The two-day meeting from Thursday in Los Angeles will be the first in-person ministerial gathering of the Indo-Pacific Economic Framework for Prosperity, known as the IPEF, which U.S. President Joe Biden's administration has created as a vehicle to counter China's ascendance in the region.
Unlike a conventional trade agreement, the IPEF does not involve tariff cuts and trade liberalization which are sensitive issues in the United States.
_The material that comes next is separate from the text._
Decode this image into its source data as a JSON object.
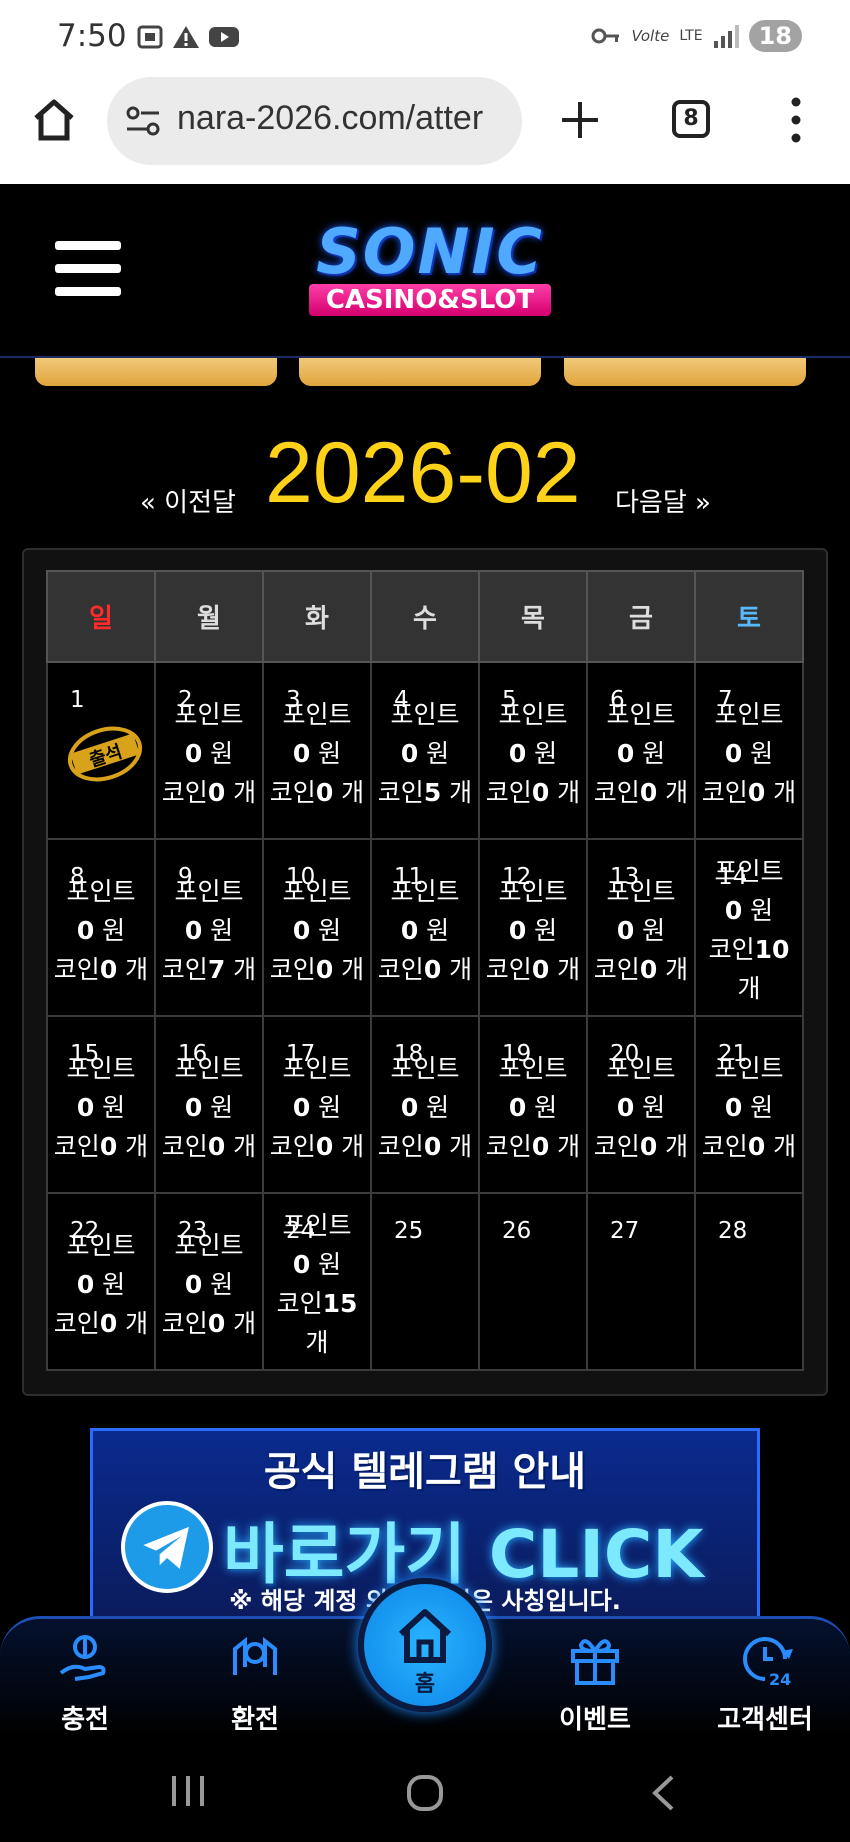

Biden's predecessor, Donald Trump, withdrew the world's biggest economy from the Trans-Pacific Partnership trade deal in 2017 over such concerns.
Instead, the IPEF, which collectively accounts for about 40 percent of world gross domestic product, focuses on setting high standards in new areas like the digital economy and supply chains for semiconductors and other strategically important materials.
The IPEF, which Biden announced during his trip to Japan in May, is viewed as the United States re-engaging in the Indo-Pacific and offering a Washington-led alternative to Beijing's economic coercion and debt-trap diplomacy.
The IPEF consists of four policy pillars it aims to promote -- fair trade, supply chain resilience, clean energy together with decarbonization and infrastructure, as well as measures against tax avoidance and corruption.
In a show of flexibility, members can choose to join any of the four pillars individually in what trade experts call a decentralized pillar approach.
U.S. Trade Representative Katherine Tai and U.S. Secretary of Commerce Gina Raimondo will co-host the meeting, with Economy, Trade and Industry Minister Yasutoshi Nishimura representing Japan.
Nishimura promised Japan would take an active role in the talks during a virtual face-to-face meeting in late August with Tai and with Raimondo over the phone.
The Office of the USTR will be in charge of fair trade measures and the rest will be under the leadership of the Commerce Department, according to the U.S. government.
In Los Angeles, member states are expected to determine which countries will join negotiations for which of the four pillars, an outcome that will be released in a post-meeting document, according to Japanese government officials.
The experts say the decentralized pillar approach appears to have lowered participation hurdles for some countries, especially those in Southeast Asia.
The ministers will aim to build a structure capable of ensuring a stable supply of vital products such as chips and minerals like rare earths even at times of natural disaster and under other contingencies, the Japanese officials said.
They also intend to enhance cooperation in new energy technologies utilizing hydrogen and ammonia, as well as over renewable energy, they said.
The Biden administration is hoping negotiations related to each pillar will conclude in one year or up to 18 months, according to the Center for Strategic and International Studies, a Washington think tank.
A summit meeting of the Asia-Pacific Economic Cooperation slated for November 2023 is viewed as the informal deadline for finalizing IPEF agreements, with some experts hoping to see "early harvest" wins in areas such as trade and supply chain issues.
The current 14 IPEF members are Australia, Brunei, Fiji, India, Indonesia, Japan, Malaysia, New Zealand, the Philippines, Singapore, South Korea, Thailand, the United States and Vietnam.